Element data from apps and pages
+ + + +

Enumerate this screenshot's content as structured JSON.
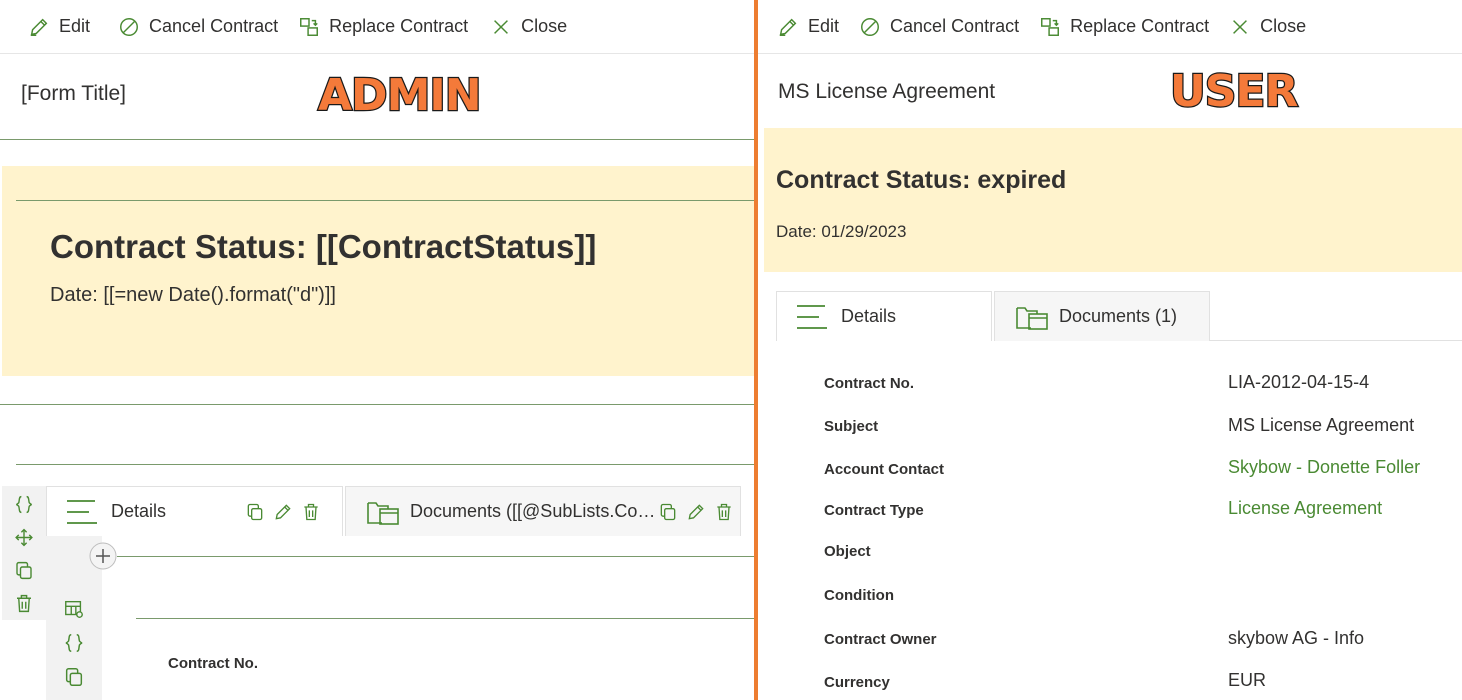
{
  "toolbar": {
    "edit_label": "Edit",
    "cancel_label": "Cancel Contract",
    "replace_label": "Replace Contract",
    "close_label": "Close"
  },
  "admin": {
    "badge": "ADMIN",
    "form_title": "[Form Title]",
    "status_title": "Contract Status: [[ContractStatus]]",
    "status_date": "Date: [[=new Date().format(\"d\")]]",
    "tabs": [
      {
        "label": "Details"
      },
      {
        "label": "Documents ([[@SubLists.Contract Documents]])"
      }
    ],
    "field_label": "Contract No."
  },
  "user": {
    "badge": "USER",
    "form_title": "MS License Agreement",
    "status_title": "Contract Status: expired",
    "status_date": "Date: 01/29/2023",
    "tabs": [
      {
        "label": "Details"
      },
      {
        "label": "Documents (1)"
      }
    ],
    "fields": [
      {
        "label": "Contract No.",
        "value": "LIA-2012-04-15-4",
        "link": false
      },
      {
        "label": "Subject",
        "value": "MS License Agreement",
        "link": false
      },
      {
        "label": "Account Contact",
        "value": "Skybow - Donette Foller",
        "link": true
      },
      {
        "label": "Contract Type",
        "value": "License Agreement",
        "link": true
      },
      {
        "label": "Object",
        "value": "",
        "link": false
      },
      {
        "label": "Condition",
        "value": "",
        "link": false
      },
      {
        "label": "Contract Owner",
        "value": "skybow AG - Info",
        "link": false
      },
      {
        "label": "Currency",
        "value": "EUR",
        "link": false
      }
    ]
  },
  "colors": {
    "accent_green": "#4a8a33",
    "status_background": "#fff3cd",
    "divider_orange": "#ed7d31",
    "badge_orange": "#f47a3a"
  },
  "icons": [
    "edit-icon",
    "cancel-icon",
    "replace-icon",
    "close-icon",
    "details-lines-icon",
    "documents-folder-icon",
    "braces-icon",
    "move-icon",
    "copy-icon",
    "trash-icon",
    "add-icon",
    "table-settings-icon"
  ]
}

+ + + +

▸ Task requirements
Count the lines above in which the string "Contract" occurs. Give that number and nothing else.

▸ Problem solution
9